Frame: establish relevance, you have one minute to establish relevance, what are you going to help them learn, why is choice good?  Because then people can make connections, now you have the next 30 minutes to involve the key concepts
Explore: Learning + Enjoyment = Concepts; people remember the good and the ugly
Debrief: Consolidating learning: how are they going to apply it to the real world?
Reflect: Embed Learning: give them stories.

Quotes Confucious: I hear and I forget, I see and I remember, I do and I understand.

Teaching:  connect the goals and objectives, what are we doing and trying to get across
The ABCD method of writing objectives
Condition: how should they be able to do it?
Degree: how much should they be able to do it?

Time Dependancy

Discusses Marzano’s strategies:  we don’t see it as much as we should
The nine strategies are very powerful: the top three are reinforcing effort and providing recognition, summarizing and notetaking, similarities and differences

New book: Using Technology With Classroom Instruction the Works

He outlines planning question and instructional strategies.

He suggests applying the Madeleine Hunter model: from purpose to closer
Hal Portner, Workshops that Really Work

Showed the A Vision of K-12 Students Today

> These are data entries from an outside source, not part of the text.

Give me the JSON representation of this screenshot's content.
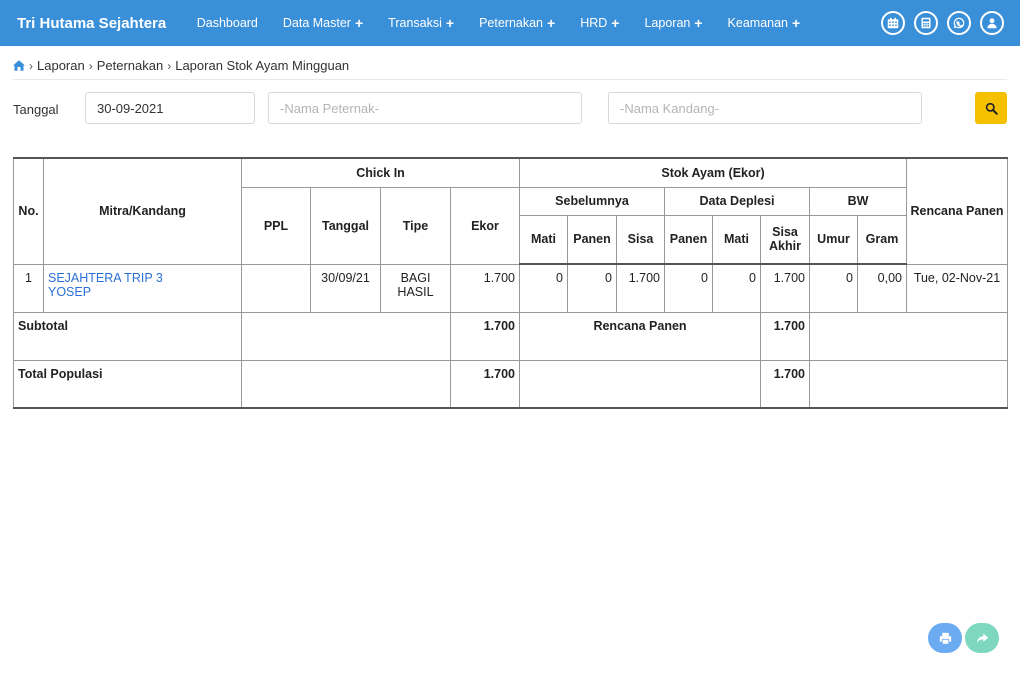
{
  "navbar": {
    "brand": "Tri Hutama Sejahtera",
    "items": [
      {
        "label": "Dashboard",
        "plus": ""
      },
      {
        "label": "Data Master",
        "plus": "+"
      },
      {
        "label": "Transaksi",
        "plus": "+"
      },
      {
        "label": "Peternakan",
        "plus": "+"
      },
      {
        "label": "HRD",
        "plus": "+"
      },
      {
        "label": "Laporan",
        "plus": "+"
      },
      {
        "label": "Keamanan",
        "plus": "+"
      }
    ],
    "right_icons": [
      "calendar-icon",
      "calculator-icon",
      "whatsapp-icon",
      "user-icon"
    ]
  },
  "breadcrumb": {
    "home_icon": "home-icon",
    "items": [
      "Laporan",
      "Peternakan",
      "Laporan Stok Ayam Mingguan"
    ],
    "separator": "›"
  },
  "filters": {
    "tanggal_label": "Tanggal",
    "tanggal_value": "30-09-2021",
    "peternak_placeholder": "-Nama Peternak-",
    "kandang_placeholder": "-Nama Kandang-",
    "search_icon": "search-icon"
  },
  "table": {
    "headers": {
      "no": "No.",
      "mitra": "Mitra/Kandang",
      "chick_in": "Chick In",
      "ppl": "PPL",
      "tanggal": "Tanggal",
      "tipe": "Tipe",
      "ekor": "Ekor",
      "stok_ayam": "Stok Ayam (Ekor)",
      "sebelumnya": "Sebelumnya",
      "data_deplesi": "Data Deplesi",
      "bw": "BW",
      "mati": "Mati",
      "panen": "Panen",
      "sisa": "Sisa",
      "sisa_akhir": "Sisa Akhir",
      "umur": "Umur",
      "gram": "Gram",
      "rencana_panen": "Rencana Panen"
    },
    "rows": [
      {
        "no": "1",
        "mitra_line1": "SEJAHTERA TRIP 3",
        "mitra_line2": "YOSEP",
        "ppl": "",
        "tanggal": "30/09/21",
        "tipe_line1": "BAGI",
        "tipe_line2": "HASIL",
        "ekor": "1.700",
        "seb_mati": "0",
        "seb_panen": "0",
        "seb_sisa": "1.700",
        "dep_panen": "0",
        "dep_mati": "0",
        "sisa_akhir": "1.700",
        "umur": "0",
        "gram": "0,00",
        "rencana_panen": "Tue, 02-Nov-21"
      }
    ],
    "subtotal": {
      "label": "Subtotal",
      "ekor": "1.700",
      "rencana_label": "Rencana Panen",
      "sisa_akhir": "1.700"
    },
    "total": {
      "label": "Total Populasi",
      "ekor": "1.700",
      "sisa_akhir": "1.700"
    }
  },
  "fab": {
    "print_icon": "print-icon",
    "share_icon": "share-icon"
  }
}
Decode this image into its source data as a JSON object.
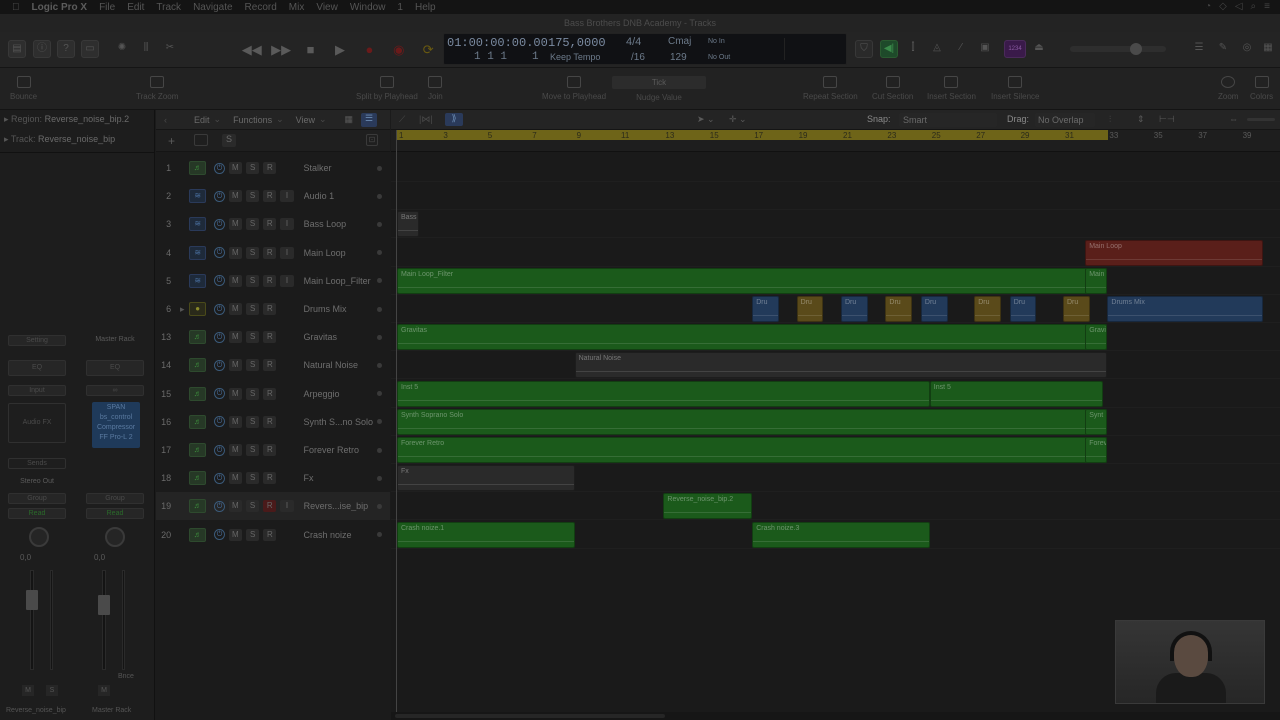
{
  "menubar": {
    "app_name": "Logic Pro X",
    "items": [
      "File",
      "Edit",
      "Track",
      "Navigate",
      "Record",
      "Mix",
      "View",
      "Window",
      "1",
      "Help"
    ]
  },
  "window": {
    "title": "Bass Brothers DNB Academy - Tracks"
  },
  "lcd": {
    "position": "01:00:00:00.00",
    "bars": "1  1  1",
    "beat_div": "1",
    "tempo": "175,0000",
    "tempo_mode": "Keep Tempo",
    "time_sig": "4/4",
    "division": "/16",
    "key": "Cmaj",
    "key_num": "129",
    "in": "No In",
    "out": "No Out",
    "badge": "1234"
  },
  "toolbar": {
    "bounce": "Bounce",
    "track_zoom": "Track Zoom",
    "split": "Split by Playhead",
    "join": "Join",
    "move": "Move to Playhead",
    "nudge": "Nudge Value",
    "nudge_value": "Tick",
    "repeat": "Repeat Section",
    "cut": "Cut Section",
    "insert": "Insert Section",
    "silence": "Insert Silence",
    "zoom": "Zoom",
    "colors": "Colors"
  },
  "inspector": {
    "region_label": "Region:",
    "region_value": "Reverse_noise_bip.2",
    "track_label": "Track:",
    "track_value": "Reverse_noise_bip",
    "strip1": {
      "setting": "Setting",
      "eq": "EQ",
      "input": "Input",
      "audio_fx": "Audio FX",
      "sends": "Sends",
      "output": "Stereo Out",
      "group": "Group",
      "read": "Read",
      "vol": "0,0",
      "m": "M",
      "s": "S",
      "name": "Reverse_noise_bip"
    },
    "strip2": {
      "setting": "Master Rack",
      "eq": "EQ",
      "plugins": [
        "SPAN",
        "bs_control",
        "Compressor",
        "FF Pro-L 2"
      ],
      "group": "Group",
      "read": "Read",
      "vol": "0,0",
      "m": "M",
      "bnce": "Bnce",
      "name": "Master Rack"
    }
  },
  "trackarea": {
    "edit": "Edit",
    "functions": "Functions",
    "view": "View",
    "s": "S",
    "snap_label": "Snap:",
    "snap_value": "Smart",
    "drag_label": "Drag:",
    "drag_value": "No Overlap"
  },
  "tracks": [
    {
      "num": "1",
      "name": "Stalker",
      "type": "midi"
    },
    {
      "num": "2",
      "name": "Audio 1",
      "type": "audio"
    },
    {
      "num": "3",
      "name": "Bass Loop",
      "type": "audio"
    },
    {
      "num": "4",
      "name": "Main Loop",
      "type": "audio"
    },
    {
      "num": "5",
      "name": "Main Loop_Filter",
      "type": "audio"
    },
    {
      "num": "6",
      "name": "Drums Mix",
      "type": "stack"
    },
    {
      "num": "13",
      "name": "Gravitas",
      "type": "midi"
    },
    {
      "num": "14",
      "name": "Natural Noise",
      "type": "midi"
    },
    {
      "num": "15",
      "name": "Arpeggio",
      "type": "midi"
    },
    {
      "num": "16",
      "name": "Synth S...no Solo",
      "type": "midi"
    },
    {
      "num": "17",
      "name": "Forever Retro",
      "type": "midi"
    },
    {
      "num": "18",
      "name": "Fx",
      "type": "midi"
    },
    {
      "num": "19",
      "name": "Revers...ise_bip",
      "type": "midi"
    },
    {
      "num": "20",
      "name": "Crash noize",
      "type": "midi"
    }
  ],
  "track_buttons": {
    "m": "M",
    "s": "S",
    "r": "R",
    "i": "I",
    "power": "⏻"
  },
  "ruler": {
    "bars": [
      "1",
      "3",
      "5",
      "7",
      "9",
      "11",
      "13",
      "15",
      "17",
      "19",
      "21",
      "23",
      "25",
      "27",
      "29",
      "31",
      "33",
      "35",
      "37",
      "39"
    ]
  },
  "regions": [
    {
      "lane": 2,
      "label": "Bass Broth",
      "start": 1,
      "end": 2,
      "color": "gr"
    },
    {
      "lane": 3,
      "label": "Main Loop",
      "start": 32,
      "end": 40,
      "color": "r"
    },
    {
      "lane": 4,
      "label": "Main Loop_Filter",
      "start": 1,
      "end": 33,
      "color": "g"
    },
    {
      "lane": 4,
      "label": "Main",
      "start": 32,
      "end": 33,
      "color": "g"
    },
    {
      "lane": 5,
      "label": "Dru",
      "start": 17,
      "end": 18.2,
      "color": "b"
    },
    {
      "lane": 5,
      "label": "Dru",
      "start": 19,
      "end": 20.2,
      "color": "y"
    },
    {
      "lane": 5,
      "label": "Dru",
      "start": 21,
      "end": 22.2,
      "color": "b"
    },
    {
      "lane": 5,
      "label": "Dru",
      "start": 23,
      "end": 24.2,
      "color": "y"
    },
    {
      "lane": 5,
      "label": "Dru",
      "start": 24.6,
      "end": 25.8,
      "color": "b"
    },
    {
      "lane": 5,
      "label": "Dru",
      "start": 27,
      "end": 28.2,
      "color": "y"
    },
    {
      "lane": 5,
      "label": "Dru",
      "start": 28.6,
      "end": 29.8,
      "color": "b"
    },
    {
      "lane": 5,
      "label": "Dru",
      "start": 31,
      "end": 32.2,
      "color": "y"
    },
    {
      "lane": 5,
      "label": "Drums Mix",
      "start": 33,
      "end": 40,
      "color": "b"
    },
    {
      "lane": 6,
      "label": "Gravitas",
      "start": 1,
      "end": 33,
      "color": "g"
    },
    {
      "lane": 6,
      "label": "Gravi",
      "start": 32,
      "end": 33,
      "color": "g"
    },
    {
      "lane": 7,
      "label": "Natural Noise",
      "start": 9,
      "end": 33,
      "color": "gr"
    },
    {
      "lane": 8,
      "label": "Inst 5",
      "start": 1,
      "end": 25,
      "color": "g"
    },
    {
      "lane": 8,
      "label": "Inst 5",
      "start": 25,
      "end": 32.8,
      "color": "g"
    },
    {
      "lane": 9,
      "label": "Synth Soprano Solo",
      "start": 1,
      "end": 33,
      "color": "g"
    },
    {
      "lane": 9,
      "label": "Synt",
      "start": 32,
      "end": 33,
      "color": "g"
    },
    {
      "lane": 10,
      "label": "Forever Retro",
      "start": 1,
      "end": 33,
      "color": "g"
    },
    {
      "lane": 10,
      "label": "Forev",
      "start": 32,
      "end": 33,
      "color": "g"
    },
    {
      "lane": 11,
      "label": "Fx",
      "start": 1,
      "end": 9,
      "color": "gr"
    },
    {
      "lane": 12,
      "label": "Reverse_noise_bip.2",
      "start": 13,
      "end": 17,
      "color": "g"
    },
    {
      "lane": 13,
      "label": "Crash noize.1",
      "start": 1,
      "end": 9,
      "color": "g"
    },
    {
      "lane": 13,
      "label": "Crash noize.3",
      "start": 17,
      "end": 25,
      "color": "g"
    }
  ]
}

Coaching: NSDC says that effective coaching means you are with a person one on one.    In the coaching model, there is some risk.  There are three major levels of risk; are you going to be conservative, moderate or aggressive?

Kimberly Ketterer, “Coach, Nurture or Nudge?”  L&L

Coach:  there is a paradigm shift from a traditional classroom to one who integrates technology.  The adult is now a risk taker who trusts the coach.  They are willing to embrace the information and collaborate.

Nurture: The adult is not confident and are still learning skills and applications.  But they are willing to try.  this adult lacks the confidence and they want to watch you do it.  They will say that time is a major problem.  They like small achievements.

Nudge: This is the person that is satisfied with the way things are.  These people are uncertain and anxious.

Learning:  How do ITRTs connect to the learning process to get adults to learn?
Showed a graphic of the basic neuron types:  what does it take to help teachers understand the make up of the brain and what’s happening inside.  He talked about Howard Gardner and multiple intelligence theory.  http://literacyworks.org/mi/home.html  You can assess your learning style here.

Marcia Tate: Sit & Get Won’t Grow Dendrites:  she talks about adult learning and strategies and activities for how to work with adults.

How do we connect Humanware to Web 2.0 for professional development and learning?  He pointed to
•    http://www.wetpaint.com
•    http://talkingletter.com
•    http://www.wonderfile.net
•    Center for Learning & Performance Technologies http://www.c4lpt.co.uk/recommended/top100.html

Here’s what ITRTs need to do:
•    We have to know the goals and objectives of the school.
•    We have to develop collegial relationships.
•    We have to recognize that the adults have the expertise.
•    We have to align activities with the curriculum.
•    We have to help them understand that technology can help improve instruction and delivery.

We must provide our children the best possible learning environments to foster critical thinking, innovations and problem solving to better our society.  Fred Scott

ITRTs Lead Out Loud: http://www.leadoutloud.ca

To get results with technology integration, we need to invest in people…nurture, cultivate and develop them to ensure that tools make a difference in learning.

Remember, FRED:
Educate and

They did a share fair at his school division for the school board so they could understand the ITRT position.

http://fredwscott.edublogs.com  for downloading the presentation